The problem is when bad actors want into your device that it has in-hand, it has options. Advanced forensic tools are available from companies like GrayKey or Cellebrite are readily purchased by the United States police forces and public schools.
While these devices are too expensive for the common criminal, they are priced for easy government accessibility. Apple tends to patch vulnerabilities used by these devices fast, but new flaws are found all the time.
What Apple can do
Studies like those conducted at Johns Hopkins are crucial for Apple and other tech companies in the fight for encryption. If anything, this study proves that while iPhone customers are protected from nearly any threat, the government still has access to data when necessary.
Apple is under heavy scrutiny from governments around the world about device encryption. If Apple pushes security further and makes users able to lock down their data more, the scrutiny could get worse, or even drive legislation to end all encryption.
There is a future where Apple can provide more user protections, but not without legal ramifications. Apple has previously been rumored to consider fully encrypting iCloud data, but the FBI apparently dissuaded them. More likely, Apple realized that users could lose their data inadvertently if it is too heavily guarded.

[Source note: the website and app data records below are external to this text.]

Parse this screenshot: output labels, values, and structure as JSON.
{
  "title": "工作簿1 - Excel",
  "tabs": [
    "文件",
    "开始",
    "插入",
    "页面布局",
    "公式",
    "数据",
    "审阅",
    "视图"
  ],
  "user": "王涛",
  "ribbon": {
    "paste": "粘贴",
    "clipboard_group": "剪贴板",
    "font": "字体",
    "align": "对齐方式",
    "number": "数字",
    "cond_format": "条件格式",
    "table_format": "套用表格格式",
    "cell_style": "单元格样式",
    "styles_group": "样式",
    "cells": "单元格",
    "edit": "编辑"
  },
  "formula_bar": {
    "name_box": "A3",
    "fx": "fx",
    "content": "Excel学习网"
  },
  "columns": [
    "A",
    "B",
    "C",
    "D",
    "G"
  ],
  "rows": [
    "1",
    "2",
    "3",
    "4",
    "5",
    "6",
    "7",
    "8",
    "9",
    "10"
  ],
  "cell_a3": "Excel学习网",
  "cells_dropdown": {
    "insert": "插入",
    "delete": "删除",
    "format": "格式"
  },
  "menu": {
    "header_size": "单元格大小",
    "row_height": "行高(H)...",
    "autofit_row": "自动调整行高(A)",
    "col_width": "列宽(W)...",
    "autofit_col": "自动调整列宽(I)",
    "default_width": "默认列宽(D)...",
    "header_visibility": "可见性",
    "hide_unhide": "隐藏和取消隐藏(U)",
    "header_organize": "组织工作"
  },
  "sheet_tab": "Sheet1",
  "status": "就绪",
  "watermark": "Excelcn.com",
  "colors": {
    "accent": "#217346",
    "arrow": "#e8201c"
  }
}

As the Apple spokesperson stated, Apple rides a line between security and convenience. Face ID and Touch ID help keep a device safe while customers benefit from easy access to an encrypted device. The next iPhone could have multiple forms of biometrics for even more security at unlock, but that will still only go so far.

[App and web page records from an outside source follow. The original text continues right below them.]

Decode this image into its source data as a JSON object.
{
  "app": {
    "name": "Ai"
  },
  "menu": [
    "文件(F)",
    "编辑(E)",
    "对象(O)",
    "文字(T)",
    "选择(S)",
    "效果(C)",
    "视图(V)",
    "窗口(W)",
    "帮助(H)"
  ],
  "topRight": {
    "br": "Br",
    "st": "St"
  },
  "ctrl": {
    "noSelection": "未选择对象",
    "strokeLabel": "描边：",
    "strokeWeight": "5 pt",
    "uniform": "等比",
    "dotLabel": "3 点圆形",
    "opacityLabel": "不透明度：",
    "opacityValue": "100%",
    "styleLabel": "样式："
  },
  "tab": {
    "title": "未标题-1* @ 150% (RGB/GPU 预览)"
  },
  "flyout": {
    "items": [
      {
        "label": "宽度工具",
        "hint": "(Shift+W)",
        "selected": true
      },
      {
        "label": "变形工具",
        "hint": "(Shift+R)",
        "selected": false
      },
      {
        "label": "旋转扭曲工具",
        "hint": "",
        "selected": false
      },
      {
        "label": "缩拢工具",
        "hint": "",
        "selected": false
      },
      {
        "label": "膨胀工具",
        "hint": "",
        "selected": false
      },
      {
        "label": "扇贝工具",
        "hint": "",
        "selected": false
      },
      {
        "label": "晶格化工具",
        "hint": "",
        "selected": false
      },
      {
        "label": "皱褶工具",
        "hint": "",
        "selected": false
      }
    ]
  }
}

What you can do to further protect data
Of course, the everyday user should not fear a forensic team snatching up their iPhone to examine their latest selfies, but it is healthy to know how to protect yourself.
Emergency SOS mode
First, know about the emergency modes and reboot shortcuts on your device. If you hold down the volume up button and power button at the same time for five seconds, it triggers an emergency lockdown.
This prevents your device from unlocking with biometrics, and gives you the option to shutdown the phone or call 911. If you shutdown the phone, it will be back to Before First Unlock to provide maximum data protection.
This mode is handy for that moment when you might need to hand over your iPhone to a school teacher or an investigator and you feel the need to protect your data. This also helps with police officers who cannot ask for a password but can sometimes legally request biometric unlocks.
Use an alphanumeric passcode
Many forensic tools rely on guessing passcodes on the device using algorithms. The longer your password, the harder it is to crack.
By adding a couple of letters and a special character you'll increase the time it takes to guess the passcode from hours to hundreds of years. You'll still need to remember the password too, however.
Erase all data after 10 failed passcodes
Users should also be aware of a setting that resets the iPhone to factory settings after 10 failed passcode attempts. After a five failed attempts, you'll be blocked by a timer that gets longer and longer until you're waiting a full hour after the ninth attempt. No normal iPhone use will accidentally cause your device to erase all data.
If you want to go to the most extreme level of data protection, consider removing sensitive data from iCloud. You can perform a local iCloud backup by connecting your iPhone to your Mac.
Doing this will enable a local encrypted option, which will secure the backup behind a password you choose. Forget the password and the backup is lost forever though.
Continue as normal
Apple is already doing everything it can to thwart bad actors from breaching your data. Your iCloud data is safe too, and can only be accessed when a proper warrant is presented.
Use your iPhone as normal and live your life. The likelihood of an average iPhone user encountering a forensic tool or wealthy criminal seeking what's on your iPhone is slim to none. The protections Apple provides is enough to keep your data safe and will only improve with time.